Part 1: Humanism
Humanism is one of key philosophies and ethical studies where issues such as human values, individualism and doctrines among others are involved. The term humanism can be confusing due to different versions developed by different thinkers of the years. However, shows the concept is used to assert notion of a human nature. Currently, the philosophers in this area of study have shifted into secularism (Humanistic Association of North Ireland, 2012).
The first stage of humanism can be traced back in ancient Greece and Rome. Humanism was first introduced in Greece in 5th Century BC. Philosophers at this stage focused on explaining some of religious and social questions about religion. Physical aspects of the earth and the universe were key aspects of this stage of humanity. For example, Protagoras asserted that the sun was not a god but hot metal. Thus, should not be regarded as a god. Democritus was first to propose that matter is a combination of atoms which can be changed.
The second stage of humanism is the Renaissance. At this stage, humanism was destroyed when Roman shifted to Christianity. The man had turned into a deprived, helpless creature but according to Renaissance there was the need for the rebirth of humanity. God remains as a creator and almighty. For example, Leonard and Francis Bacon are some of key philosophers who advocated for the need to embrace new knowledge (Humanistic Association of Northern Ireland, 2012).
The third stage is the 18th C Enlightenment where anti-clericalism and reasoning dominated the stage. Both Voltaire and Diderot are examples of philosophers who proposed that human enlightenment to make the world better for everyone. Voltaire is known for his writings which threatened his life as he tried to enlighten fellow human beings.
The last stage of Humanism lies between 19th century to today. This stage is characterized by politics and ethics elements. Jeremy Benthan and John Staurt Mill, are key philosophers, at this stage. According to philosophers in this stage, ethics are god given but human should work hard to ensure that they play their part by observing required morals.
Part 2: The Thirty Years War
The thirty years’ war started as a religious conflict because of a complex series of events. However, it later turned into a power struggle in Roman Empire. It is important to point out religion was a powerful political wing in the empire and hence it is not possible to isolate the two (Kevin, 2007). The changing nature of people’s thinking and perception about the church and the powers that vested to the pope was a key focus during the thirty years’.
The war spread between states who tried to control various resources. For example, Sweden tries to fight to gain control of Baltic ports which were controlled by the German government. Resources such as the ports were essential at that time as they give the company an opportunity to gain wealth and control movement of people and resources. This was a key aspect to ensure that an empire gained dominance over others (Kevin, 2007).

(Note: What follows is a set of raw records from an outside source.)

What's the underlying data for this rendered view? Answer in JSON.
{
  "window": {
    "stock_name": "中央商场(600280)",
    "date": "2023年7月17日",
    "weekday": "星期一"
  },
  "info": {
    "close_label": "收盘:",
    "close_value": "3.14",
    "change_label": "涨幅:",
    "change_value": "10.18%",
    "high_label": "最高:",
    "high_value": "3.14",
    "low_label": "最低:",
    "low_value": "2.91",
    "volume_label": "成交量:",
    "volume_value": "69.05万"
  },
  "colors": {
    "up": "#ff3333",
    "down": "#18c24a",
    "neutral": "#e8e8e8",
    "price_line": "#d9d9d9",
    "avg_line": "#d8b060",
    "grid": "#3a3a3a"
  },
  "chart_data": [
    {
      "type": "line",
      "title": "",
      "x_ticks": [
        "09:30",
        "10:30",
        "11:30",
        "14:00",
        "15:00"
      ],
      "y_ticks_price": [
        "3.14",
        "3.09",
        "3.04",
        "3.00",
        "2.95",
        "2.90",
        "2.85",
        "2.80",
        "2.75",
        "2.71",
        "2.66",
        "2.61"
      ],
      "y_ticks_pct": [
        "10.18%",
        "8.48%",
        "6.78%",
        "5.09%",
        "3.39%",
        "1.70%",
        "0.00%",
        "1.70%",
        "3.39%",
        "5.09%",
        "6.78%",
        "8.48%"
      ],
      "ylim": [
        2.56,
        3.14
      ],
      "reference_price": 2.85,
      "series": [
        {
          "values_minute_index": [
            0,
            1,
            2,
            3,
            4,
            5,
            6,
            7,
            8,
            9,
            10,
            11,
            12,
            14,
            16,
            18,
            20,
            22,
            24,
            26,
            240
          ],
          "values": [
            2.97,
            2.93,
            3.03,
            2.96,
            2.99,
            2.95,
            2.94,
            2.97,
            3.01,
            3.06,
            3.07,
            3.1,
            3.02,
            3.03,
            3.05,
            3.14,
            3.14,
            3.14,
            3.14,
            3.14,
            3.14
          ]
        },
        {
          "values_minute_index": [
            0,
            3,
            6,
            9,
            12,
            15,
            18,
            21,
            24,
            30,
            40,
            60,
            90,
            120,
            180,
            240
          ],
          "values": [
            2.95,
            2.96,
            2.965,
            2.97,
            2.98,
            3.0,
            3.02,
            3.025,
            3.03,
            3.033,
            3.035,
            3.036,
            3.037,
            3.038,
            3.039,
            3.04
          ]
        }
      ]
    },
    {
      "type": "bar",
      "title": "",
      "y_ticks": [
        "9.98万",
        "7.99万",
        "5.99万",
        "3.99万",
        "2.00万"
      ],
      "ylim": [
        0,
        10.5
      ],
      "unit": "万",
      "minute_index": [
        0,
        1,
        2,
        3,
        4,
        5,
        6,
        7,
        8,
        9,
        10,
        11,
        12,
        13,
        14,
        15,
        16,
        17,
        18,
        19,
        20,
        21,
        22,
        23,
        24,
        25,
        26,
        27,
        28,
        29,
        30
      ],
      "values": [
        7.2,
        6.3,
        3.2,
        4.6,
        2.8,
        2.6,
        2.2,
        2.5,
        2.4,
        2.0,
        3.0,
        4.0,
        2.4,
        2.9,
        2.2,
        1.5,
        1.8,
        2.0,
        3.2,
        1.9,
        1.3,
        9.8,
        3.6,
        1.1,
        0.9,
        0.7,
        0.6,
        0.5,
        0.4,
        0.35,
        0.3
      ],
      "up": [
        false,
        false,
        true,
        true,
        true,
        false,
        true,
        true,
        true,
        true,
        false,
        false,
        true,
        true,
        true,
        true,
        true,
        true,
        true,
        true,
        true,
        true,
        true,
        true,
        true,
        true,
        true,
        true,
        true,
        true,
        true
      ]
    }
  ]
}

Religion was also highly involved in the thirty years of war. There were cases when the church was highly struggling to secure land, as there was the contest whether the church should owned land. In addition, two denominations including the Catholics and Protestants were involved in fighting over control of the number of followers (Thomsett, 2011). Each of the denominations engaged in wars of words each trying to dismiss teachings and approaches of the other. The thirty years’ cannot be said to be a religious war, it has several other elements within making it dynastic in nature (Kevin, 2007).
Humanistic Association of North Ireland (2012). The Development Of Humanism

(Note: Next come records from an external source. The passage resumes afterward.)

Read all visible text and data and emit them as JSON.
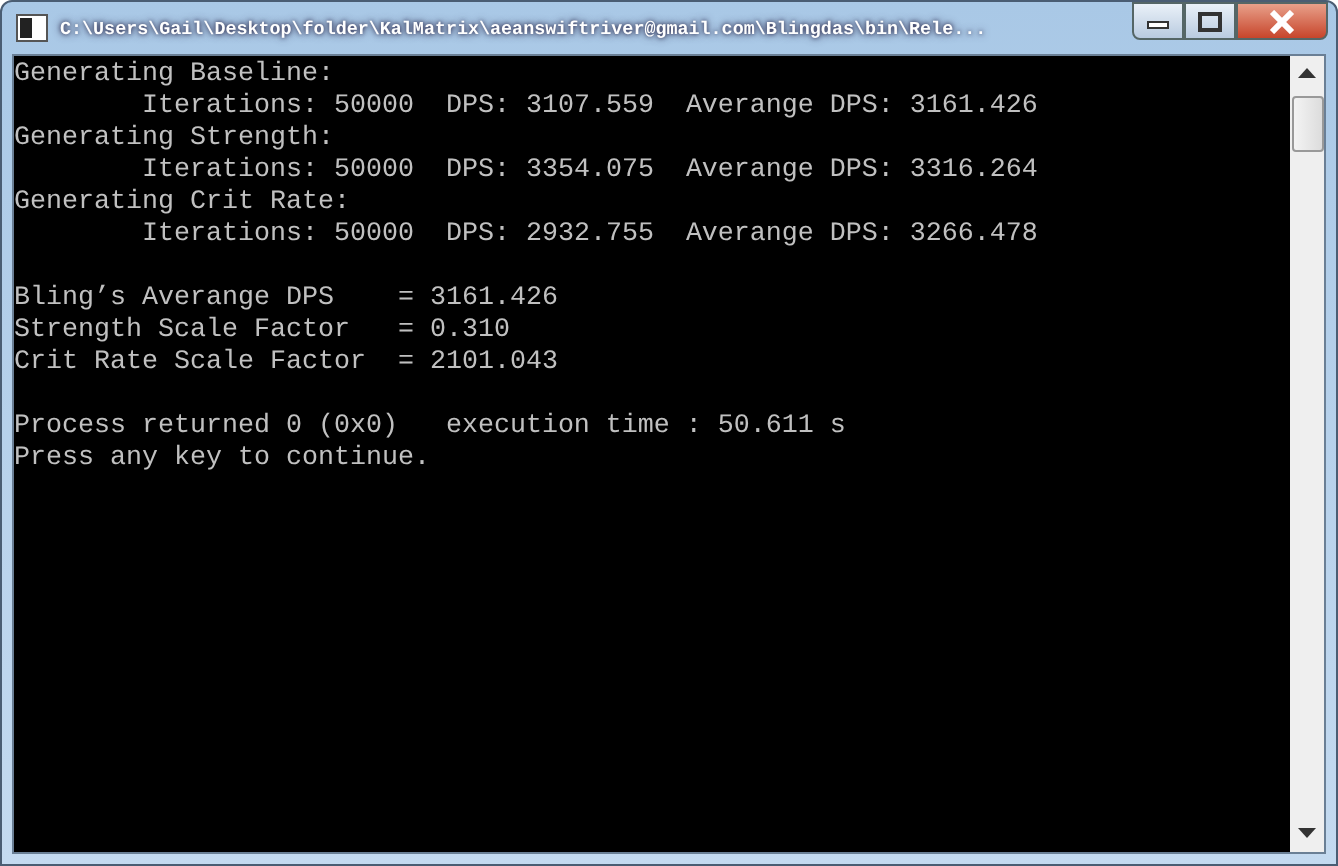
{
  "window": {
    "title": "C:\\Users\\Gail\\Desktop\\folder\\KalMatrix\\aeanswiftriver@gmail.com\\Blingdas\\bin\\Rele..."
  },
  "console": {
    "blocks": [
      [
        {
          "text": "Generating Baseline:",
          "indent": false
        },
        {
          "text": "Iterations: 50000  DPS: 3107.559  Averange DPS: 3161.426",
          "indent": true
        },
        {
          "text": "Generating Strength:",
          "indent": false
        },
        {
          "text": "Iterations: 50000  DPS: 3354.075  Averange DPS: 3316.264",
          "indent": true
        },
        {
          "text": "Generating Crit Rate:",
          "indent": false
        },
        {
          "text": "Iterations: 50000  DPS: 2932.755  Averange DPS: 3266.478",
          "indent": true
        }
      ],
      [
        {
          "text": "Bling’s Averange DPS    = 3161.426",
          "indent": false
        },
        {
          "text": "Strength Scale Factor   = 0.310",
          "indent": false
        },
        {
          "text": "Crit Rate Scale Factor  = 2101.043",
          "indent": false
        }
      ],
      [
        {
          "text": "Process returned 0 (0x0)   execution time : 50.611 s",
          "indent": false
        },
        {
          "text": "Press any key to continue.",
          "indent": false
        }
      ]
    ]
  }
}
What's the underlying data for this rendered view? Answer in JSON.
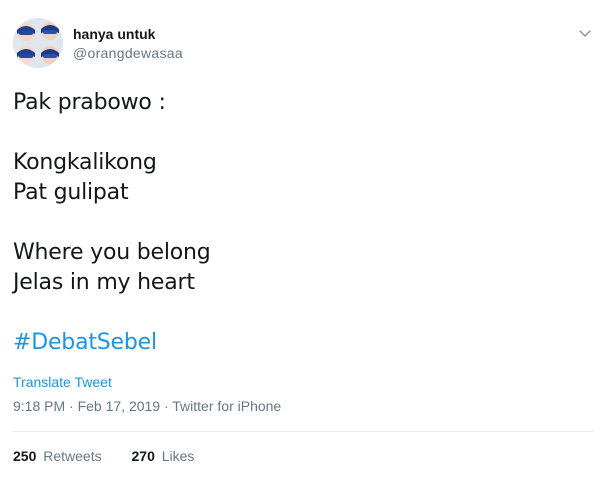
{
  "user": {
    "display_name": "hanya untuk",
    "handle": "@orangdewasaa",
    "avatar_icon": "profile-avatar-icon"
  },
  "tweet": {
    "lines": [
      "Pak prabowo :",
      "",
      "Kongkalikong",
      "Pat gulipat",
      "",
      "Where you belong",
      "Jelas in my heart",
      ""
    ],
    "hashtag": "#DebatSebel"
  },
  "actions": {
    "translate_label": "Translate Tweet",
    "menu_icon": "chevron-down-icon"
  },
  "meta": {
    "text": "9:18 PM · Feb 17, 2019 · Twitter for iPhone"
  },
  "stats": {
    "retweets_count": "250",
    "retweets_label": "Retweets",
    "likes_count": "270",
    "likes_label": "Likes"
  },
  "colors": {
    "link": "#1b95e0",
    "secondary_text": "#657786",
    "primary_text": "#14171a",
    "divider": "#e6ecf0"
  }
}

Kevin C. (2007). The Thirty Years' War and German Memory in the Nineteenth Century. University of Nebraska Press, Lincoln, NE.
Thomsett, M., C. (2011). Heresy in the Roman Catholic Church: a history. Jefferson, N.C.: McFarland.